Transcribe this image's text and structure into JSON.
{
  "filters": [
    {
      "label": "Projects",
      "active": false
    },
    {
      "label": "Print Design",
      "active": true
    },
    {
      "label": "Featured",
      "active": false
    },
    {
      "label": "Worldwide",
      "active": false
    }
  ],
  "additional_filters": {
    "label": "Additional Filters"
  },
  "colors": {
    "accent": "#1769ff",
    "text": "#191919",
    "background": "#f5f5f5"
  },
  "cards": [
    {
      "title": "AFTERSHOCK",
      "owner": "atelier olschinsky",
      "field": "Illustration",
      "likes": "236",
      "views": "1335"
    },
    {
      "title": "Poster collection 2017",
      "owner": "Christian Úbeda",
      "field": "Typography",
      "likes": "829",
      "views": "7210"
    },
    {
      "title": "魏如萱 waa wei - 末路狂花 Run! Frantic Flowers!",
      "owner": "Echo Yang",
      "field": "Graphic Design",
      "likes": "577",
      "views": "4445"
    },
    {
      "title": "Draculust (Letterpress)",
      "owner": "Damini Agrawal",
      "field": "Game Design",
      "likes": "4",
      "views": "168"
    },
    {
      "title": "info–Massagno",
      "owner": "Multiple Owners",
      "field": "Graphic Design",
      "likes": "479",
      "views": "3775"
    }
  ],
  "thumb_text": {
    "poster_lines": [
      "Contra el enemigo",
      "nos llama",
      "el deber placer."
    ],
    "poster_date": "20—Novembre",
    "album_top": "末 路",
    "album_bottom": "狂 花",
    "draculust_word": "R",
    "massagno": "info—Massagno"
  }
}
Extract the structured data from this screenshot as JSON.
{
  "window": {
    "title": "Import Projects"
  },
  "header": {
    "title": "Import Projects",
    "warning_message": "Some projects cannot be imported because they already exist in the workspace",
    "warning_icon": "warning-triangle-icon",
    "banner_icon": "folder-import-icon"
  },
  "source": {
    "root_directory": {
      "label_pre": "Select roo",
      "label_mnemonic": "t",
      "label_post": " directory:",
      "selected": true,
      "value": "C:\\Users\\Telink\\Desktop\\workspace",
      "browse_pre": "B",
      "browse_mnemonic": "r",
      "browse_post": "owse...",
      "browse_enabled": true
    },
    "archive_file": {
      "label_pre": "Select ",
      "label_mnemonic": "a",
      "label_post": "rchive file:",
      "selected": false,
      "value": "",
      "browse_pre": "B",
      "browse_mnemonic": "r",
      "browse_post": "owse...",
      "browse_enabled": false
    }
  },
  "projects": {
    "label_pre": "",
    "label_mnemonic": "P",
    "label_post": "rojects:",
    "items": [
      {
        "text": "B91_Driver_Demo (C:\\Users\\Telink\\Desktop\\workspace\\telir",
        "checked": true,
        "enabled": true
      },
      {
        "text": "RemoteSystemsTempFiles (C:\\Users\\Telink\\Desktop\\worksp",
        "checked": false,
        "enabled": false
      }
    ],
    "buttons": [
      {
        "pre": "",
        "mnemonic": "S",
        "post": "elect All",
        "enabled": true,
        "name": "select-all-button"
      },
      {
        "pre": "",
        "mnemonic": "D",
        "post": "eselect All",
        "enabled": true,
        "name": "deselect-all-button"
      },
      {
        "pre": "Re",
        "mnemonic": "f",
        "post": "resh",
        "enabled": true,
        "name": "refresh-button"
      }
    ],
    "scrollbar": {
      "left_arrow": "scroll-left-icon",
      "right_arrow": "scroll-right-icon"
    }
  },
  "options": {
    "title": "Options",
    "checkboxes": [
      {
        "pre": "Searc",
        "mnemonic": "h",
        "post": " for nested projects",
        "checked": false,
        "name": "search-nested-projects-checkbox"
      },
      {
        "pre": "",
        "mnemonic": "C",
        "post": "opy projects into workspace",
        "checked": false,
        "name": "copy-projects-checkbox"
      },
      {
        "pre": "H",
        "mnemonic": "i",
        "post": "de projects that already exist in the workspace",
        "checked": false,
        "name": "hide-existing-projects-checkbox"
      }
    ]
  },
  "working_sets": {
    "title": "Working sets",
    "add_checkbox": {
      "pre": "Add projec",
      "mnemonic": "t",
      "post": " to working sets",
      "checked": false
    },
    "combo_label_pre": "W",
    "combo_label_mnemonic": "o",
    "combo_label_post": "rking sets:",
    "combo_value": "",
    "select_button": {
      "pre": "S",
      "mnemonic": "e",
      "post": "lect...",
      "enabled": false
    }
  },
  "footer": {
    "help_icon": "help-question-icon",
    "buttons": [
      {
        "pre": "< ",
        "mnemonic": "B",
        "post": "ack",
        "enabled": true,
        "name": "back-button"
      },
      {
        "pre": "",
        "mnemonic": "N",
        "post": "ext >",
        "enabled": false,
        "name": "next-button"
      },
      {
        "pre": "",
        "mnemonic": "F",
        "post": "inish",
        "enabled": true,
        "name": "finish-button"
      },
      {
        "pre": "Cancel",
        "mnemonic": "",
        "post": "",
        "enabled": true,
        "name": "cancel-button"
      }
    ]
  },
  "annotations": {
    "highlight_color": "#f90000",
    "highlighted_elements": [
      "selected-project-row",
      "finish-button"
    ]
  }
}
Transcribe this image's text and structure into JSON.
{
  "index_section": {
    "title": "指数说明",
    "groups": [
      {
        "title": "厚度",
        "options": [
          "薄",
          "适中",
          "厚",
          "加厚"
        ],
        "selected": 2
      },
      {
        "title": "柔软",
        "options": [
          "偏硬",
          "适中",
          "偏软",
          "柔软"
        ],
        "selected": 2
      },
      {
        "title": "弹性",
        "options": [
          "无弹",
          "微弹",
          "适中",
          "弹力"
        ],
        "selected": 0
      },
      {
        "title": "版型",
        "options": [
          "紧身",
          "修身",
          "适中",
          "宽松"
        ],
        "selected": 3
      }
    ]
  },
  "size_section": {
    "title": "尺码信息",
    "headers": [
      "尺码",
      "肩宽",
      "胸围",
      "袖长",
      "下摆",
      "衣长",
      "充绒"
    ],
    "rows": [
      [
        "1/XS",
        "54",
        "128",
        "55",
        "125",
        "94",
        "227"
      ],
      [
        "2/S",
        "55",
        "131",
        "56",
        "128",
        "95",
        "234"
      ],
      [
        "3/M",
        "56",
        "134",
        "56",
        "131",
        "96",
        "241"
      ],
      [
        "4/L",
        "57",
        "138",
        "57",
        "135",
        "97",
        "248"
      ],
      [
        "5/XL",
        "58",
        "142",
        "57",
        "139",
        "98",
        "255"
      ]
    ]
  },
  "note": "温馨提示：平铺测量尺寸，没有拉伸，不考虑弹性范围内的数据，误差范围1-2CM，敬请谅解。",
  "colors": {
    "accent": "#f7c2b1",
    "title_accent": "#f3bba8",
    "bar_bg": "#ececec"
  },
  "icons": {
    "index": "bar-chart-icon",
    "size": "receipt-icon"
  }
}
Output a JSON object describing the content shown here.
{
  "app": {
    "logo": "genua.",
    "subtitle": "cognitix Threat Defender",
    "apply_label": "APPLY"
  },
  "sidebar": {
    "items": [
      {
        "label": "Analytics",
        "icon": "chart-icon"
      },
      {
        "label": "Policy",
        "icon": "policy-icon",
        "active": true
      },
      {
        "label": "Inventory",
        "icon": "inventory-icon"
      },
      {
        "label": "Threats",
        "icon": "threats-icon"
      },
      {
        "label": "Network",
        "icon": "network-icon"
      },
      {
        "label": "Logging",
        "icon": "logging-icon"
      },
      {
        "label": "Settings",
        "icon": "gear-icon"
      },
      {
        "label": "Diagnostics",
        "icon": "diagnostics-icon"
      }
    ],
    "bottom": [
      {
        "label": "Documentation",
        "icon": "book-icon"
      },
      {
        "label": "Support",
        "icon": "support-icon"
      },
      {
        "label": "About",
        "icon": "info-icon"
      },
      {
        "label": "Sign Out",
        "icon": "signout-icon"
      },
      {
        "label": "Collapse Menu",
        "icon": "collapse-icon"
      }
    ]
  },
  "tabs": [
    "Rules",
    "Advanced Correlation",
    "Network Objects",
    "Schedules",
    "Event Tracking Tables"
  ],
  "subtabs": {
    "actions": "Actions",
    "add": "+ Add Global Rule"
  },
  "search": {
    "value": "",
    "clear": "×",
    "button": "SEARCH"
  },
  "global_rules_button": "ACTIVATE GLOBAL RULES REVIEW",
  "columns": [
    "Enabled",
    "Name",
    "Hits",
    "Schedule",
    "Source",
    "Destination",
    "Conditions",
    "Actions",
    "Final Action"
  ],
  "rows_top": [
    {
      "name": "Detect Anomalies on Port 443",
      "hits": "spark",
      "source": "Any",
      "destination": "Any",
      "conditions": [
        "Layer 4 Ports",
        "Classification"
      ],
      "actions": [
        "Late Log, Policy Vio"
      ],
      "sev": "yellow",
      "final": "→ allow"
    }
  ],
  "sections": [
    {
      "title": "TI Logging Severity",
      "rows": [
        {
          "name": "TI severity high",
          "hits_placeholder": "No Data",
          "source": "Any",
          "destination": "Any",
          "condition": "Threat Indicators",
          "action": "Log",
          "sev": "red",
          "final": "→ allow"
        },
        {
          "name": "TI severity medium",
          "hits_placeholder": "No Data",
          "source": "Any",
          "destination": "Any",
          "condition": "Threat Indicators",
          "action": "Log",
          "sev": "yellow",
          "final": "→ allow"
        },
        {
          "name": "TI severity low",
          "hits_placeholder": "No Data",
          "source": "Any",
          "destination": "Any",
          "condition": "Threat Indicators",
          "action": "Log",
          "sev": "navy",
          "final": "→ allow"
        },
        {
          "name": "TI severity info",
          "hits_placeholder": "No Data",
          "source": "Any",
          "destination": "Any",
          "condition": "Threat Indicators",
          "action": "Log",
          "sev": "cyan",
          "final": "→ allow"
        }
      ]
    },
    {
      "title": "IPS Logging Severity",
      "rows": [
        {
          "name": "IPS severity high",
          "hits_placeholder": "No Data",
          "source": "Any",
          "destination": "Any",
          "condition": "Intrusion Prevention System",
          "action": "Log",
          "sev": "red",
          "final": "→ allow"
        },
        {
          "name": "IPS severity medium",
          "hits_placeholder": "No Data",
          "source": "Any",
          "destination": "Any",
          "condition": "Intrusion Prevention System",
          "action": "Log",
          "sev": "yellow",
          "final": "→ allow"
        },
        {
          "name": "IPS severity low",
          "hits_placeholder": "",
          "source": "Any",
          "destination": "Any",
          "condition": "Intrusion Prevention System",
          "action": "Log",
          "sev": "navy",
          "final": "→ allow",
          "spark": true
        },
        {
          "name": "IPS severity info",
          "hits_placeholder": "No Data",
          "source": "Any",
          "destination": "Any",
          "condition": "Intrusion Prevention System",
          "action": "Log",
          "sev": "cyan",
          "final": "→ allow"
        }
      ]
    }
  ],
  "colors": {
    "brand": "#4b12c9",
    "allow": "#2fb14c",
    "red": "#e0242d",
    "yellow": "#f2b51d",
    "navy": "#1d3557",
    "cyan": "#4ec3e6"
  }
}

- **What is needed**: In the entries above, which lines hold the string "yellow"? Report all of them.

- **Problem solution**:
      "sev": "yellow",
          "sev": "yellow",
          "sev": "yellow",
    "yellow": "#f2b51d",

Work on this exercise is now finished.